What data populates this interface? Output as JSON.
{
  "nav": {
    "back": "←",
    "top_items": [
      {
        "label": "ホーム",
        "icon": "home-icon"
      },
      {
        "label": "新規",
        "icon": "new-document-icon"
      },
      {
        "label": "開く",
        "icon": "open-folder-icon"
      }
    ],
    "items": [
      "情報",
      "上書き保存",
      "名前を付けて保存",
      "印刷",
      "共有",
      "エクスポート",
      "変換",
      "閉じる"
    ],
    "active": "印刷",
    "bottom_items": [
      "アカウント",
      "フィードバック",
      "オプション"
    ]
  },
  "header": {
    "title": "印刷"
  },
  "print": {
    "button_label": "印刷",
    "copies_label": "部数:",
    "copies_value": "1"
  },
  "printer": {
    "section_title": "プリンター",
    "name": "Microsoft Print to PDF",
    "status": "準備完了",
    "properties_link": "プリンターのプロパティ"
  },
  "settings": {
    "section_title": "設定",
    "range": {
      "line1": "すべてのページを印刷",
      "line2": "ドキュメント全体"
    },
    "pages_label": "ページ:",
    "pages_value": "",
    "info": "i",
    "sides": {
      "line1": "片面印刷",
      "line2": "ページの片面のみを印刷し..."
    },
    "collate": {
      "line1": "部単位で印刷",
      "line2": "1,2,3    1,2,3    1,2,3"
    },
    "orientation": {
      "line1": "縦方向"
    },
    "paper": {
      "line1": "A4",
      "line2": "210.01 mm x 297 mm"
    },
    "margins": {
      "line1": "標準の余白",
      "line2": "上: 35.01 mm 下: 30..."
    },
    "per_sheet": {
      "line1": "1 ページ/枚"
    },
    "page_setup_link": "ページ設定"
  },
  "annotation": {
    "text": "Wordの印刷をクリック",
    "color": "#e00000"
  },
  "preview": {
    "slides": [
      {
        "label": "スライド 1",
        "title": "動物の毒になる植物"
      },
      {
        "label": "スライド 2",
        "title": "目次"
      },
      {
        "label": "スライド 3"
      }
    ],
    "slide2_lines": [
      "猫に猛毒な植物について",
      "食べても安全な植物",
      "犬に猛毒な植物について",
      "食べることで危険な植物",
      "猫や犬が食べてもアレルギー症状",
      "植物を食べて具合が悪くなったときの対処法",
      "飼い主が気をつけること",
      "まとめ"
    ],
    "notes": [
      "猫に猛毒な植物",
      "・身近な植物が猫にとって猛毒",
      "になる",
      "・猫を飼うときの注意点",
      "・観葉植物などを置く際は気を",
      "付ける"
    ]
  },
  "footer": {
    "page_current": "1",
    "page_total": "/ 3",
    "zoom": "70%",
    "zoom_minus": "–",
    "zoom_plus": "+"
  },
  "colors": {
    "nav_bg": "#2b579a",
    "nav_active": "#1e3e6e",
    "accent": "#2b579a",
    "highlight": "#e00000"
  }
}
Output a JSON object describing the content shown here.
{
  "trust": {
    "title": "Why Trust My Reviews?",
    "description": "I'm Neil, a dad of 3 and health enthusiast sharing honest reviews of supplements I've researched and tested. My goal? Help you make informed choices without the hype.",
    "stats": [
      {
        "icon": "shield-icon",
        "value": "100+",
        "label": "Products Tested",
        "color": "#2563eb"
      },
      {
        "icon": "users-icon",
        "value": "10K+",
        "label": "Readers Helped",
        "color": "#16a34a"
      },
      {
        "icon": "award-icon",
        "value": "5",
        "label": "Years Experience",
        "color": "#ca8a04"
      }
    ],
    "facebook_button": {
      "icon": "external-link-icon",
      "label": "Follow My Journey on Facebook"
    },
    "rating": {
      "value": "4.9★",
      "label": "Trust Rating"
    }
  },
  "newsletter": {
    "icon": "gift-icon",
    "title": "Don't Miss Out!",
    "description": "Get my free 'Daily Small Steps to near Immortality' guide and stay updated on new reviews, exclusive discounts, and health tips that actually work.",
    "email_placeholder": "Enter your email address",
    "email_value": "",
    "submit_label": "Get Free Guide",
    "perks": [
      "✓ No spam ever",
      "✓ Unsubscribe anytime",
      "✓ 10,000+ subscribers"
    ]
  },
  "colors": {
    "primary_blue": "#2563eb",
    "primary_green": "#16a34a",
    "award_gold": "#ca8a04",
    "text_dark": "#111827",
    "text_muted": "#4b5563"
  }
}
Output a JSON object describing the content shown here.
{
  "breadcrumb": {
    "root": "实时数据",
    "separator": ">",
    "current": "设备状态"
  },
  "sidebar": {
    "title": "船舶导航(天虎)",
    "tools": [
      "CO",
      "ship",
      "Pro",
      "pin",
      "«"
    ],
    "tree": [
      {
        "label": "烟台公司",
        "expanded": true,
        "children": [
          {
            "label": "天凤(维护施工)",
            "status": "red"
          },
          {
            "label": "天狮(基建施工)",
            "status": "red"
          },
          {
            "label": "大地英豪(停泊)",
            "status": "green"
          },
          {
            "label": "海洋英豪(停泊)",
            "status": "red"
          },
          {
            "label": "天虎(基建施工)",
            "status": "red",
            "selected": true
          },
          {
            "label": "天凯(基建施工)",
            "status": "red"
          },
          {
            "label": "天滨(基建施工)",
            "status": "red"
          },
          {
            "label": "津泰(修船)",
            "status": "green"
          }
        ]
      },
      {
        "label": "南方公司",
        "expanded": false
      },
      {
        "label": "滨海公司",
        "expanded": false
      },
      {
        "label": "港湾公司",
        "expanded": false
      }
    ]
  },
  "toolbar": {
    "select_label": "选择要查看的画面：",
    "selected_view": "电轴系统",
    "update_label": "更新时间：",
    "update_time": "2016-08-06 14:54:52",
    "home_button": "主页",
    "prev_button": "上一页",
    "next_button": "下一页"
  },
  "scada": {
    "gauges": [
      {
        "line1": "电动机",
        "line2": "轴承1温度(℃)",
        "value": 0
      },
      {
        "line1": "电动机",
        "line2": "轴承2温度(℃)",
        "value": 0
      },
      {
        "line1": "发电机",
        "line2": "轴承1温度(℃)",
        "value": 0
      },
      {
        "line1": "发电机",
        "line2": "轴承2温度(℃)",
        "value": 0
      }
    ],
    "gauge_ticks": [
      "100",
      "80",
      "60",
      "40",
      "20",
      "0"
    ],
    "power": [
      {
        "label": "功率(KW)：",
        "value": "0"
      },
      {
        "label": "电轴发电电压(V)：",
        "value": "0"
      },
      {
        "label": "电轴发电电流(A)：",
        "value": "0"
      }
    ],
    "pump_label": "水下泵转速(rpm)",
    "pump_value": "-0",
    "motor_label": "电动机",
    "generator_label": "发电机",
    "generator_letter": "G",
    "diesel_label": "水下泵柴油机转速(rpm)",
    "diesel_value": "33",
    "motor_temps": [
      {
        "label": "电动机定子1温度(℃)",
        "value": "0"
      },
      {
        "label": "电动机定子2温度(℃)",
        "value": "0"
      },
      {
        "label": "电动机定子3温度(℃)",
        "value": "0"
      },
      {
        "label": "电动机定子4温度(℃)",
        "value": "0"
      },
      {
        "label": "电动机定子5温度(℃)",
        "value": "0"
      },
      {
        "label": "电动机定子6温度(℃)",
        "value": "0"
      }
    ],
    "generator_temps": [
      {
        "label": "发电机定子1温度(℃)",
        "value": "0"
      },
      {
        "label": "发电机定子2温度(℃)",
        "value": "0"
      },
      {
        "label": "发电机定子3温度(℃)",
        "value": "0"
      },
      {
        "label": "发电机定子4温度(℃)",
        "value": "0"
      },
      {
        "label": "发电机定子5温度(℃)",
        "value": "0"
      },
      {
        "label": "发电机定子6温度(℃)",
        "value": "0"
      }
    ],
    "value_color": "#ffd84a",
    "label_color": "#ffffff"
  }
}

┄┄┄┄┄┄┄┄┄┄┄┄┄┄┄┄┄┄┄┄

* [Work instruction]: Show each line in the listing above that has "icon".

* [Solution below]:
        "icon": "home-icon"
        "icon": "new-document-icon"
        "icon": "open-folder-icon"
        "icon": "shield-icon",
        "icon": "users-icon",
        "icon": "award-icon",
      "icon": "external-link-icon",
    "icon": "gift-icon",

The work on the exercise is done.